“And where, pray, is Myrtle’s head?”
Reading E.F. Benson’s The Horror Horn recently made me think of the mountains and other speculations of what lies above and beyond our familiar landscapes. Two items came to mind, one a short story by Arthur Conan Doyle published in 1913, and the other an old black and white science fiction/horror film.
“This world of ours appears to be separated by a slight and precarious margin of safety from a most singular and unexpected danger.”
Readers of weird fiction may remember Doyle’s The Horror of the Heights, an interesting adventure about a strange ecology of ethereal creatures that live high above the clouds. Although science and technology have long since overtaken Doyle’s imaginary expedition, the story is still effective as a horror story. It would be surprising if a steam punk variation of this story has not already been written.
Doyle’s close attention to the scientific and technical details of early air flight puts this story firmly in the category of science fiction. Technological advances in the early 1900s allow airmen to climb ever higher into the atmosphere, but soon a number of strange accidents befall the pilots.

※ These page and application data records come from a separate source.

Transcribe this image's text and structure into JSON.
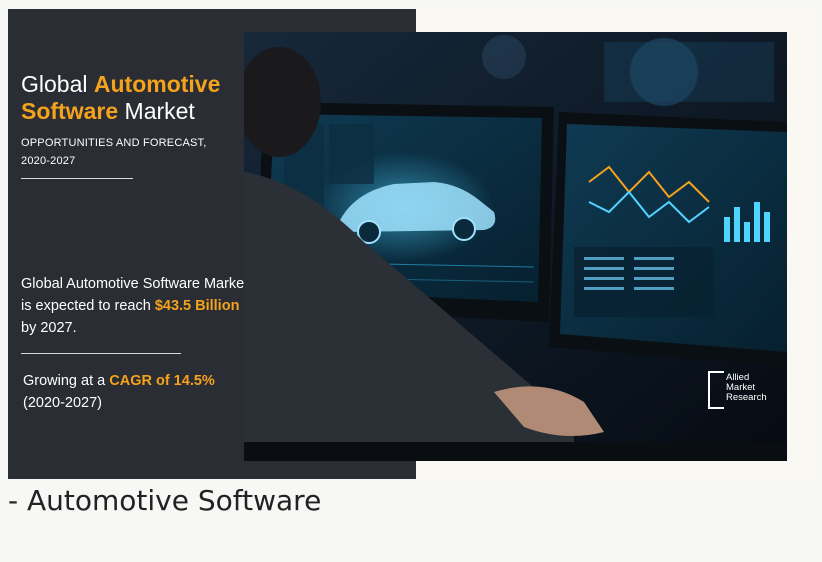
{
  "infographic": {
    "title_part1": "Global ",
    "title_accent1": "Automotive",
    "title_accent2": "Software",
    "title_part2": " Market",
    "subtitle": "OPPORTUNITIES AND FORECAST, 2020-2027",
    "stat_prefix": "Global Automotive Software Market is expected to reach ",
    "stat_value": "$43.5 Billion",
    "stat_suffix": " by 2027.",
    "growth_prefix": "Growing at a ",
    "growth_value": "CAGR of 14.5%",
    "growth_suffix": " (2020-2027)",
    "accent_color": "#f5a21c",
    "logo_lines": [
      "Allied",
      "Market",
      "Research"
    ]
  },
  "caption": "- Automotive Software"
}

The discovery of a fragmentary blood soaked notebook leads to an investigation of the fate of wealthy aeronaut and inventor Joyce-Armstrong. Joyce-Armstrong had suspected that “There are jungles of the upper air…” He sets out to bring back proof of their existence. He discovers a world of great beauty, but also encounters a terrifying predator.
The Trollenberg Horror, better known as The Crawling Eye, is a black and white movie made in 1958. The title is unfortunate, because it gives away the monster before the movie is even seen. As monsters go, this one deserves a more suspenseful concealment in the film, since it is one of the more unique creatures for its time period.
The Crawling Eye has some genuinely creepy and hair raising moments, and here and there are interesting special effects—also some silly ones. Inexplicable and gruesome accidents begin to occur at winter resort in the Swiss Alps, (probably not far from E.F. Benson’s Horror-Horn). There is also a mysterious radioactive cloud that lingers over one side of the mountain. The cloud sometimes descends, and its movements are somehow connected to disappearances and horrible deaths. It appears that extraterrestrials have begun to colonize the tops of Earth’s higher mountains, where they are able to thrive in extreme cold.
The alien minds are all powerful and able to influence humans to do their will—which almost always involves evil. There is a suspenseful escape by cable car, a vehicle already designed to be intrinsically nerve wracking. A child is accidently left behind with the creatures, causing additional and well timed angst. There is definitely a Lovecraftian feel to the extraterrestrials, with their indeterminate shape, tentacles, and single glaring eye. Following a climactic battle with the creatures at a fortified scientific observatory, it is still a question whether the aliens have been vanquished. A “radioactive” mist, the demand for constant vigilance, and an inconclusive battle link this film to Cold War anxieties of the 50s and 60s.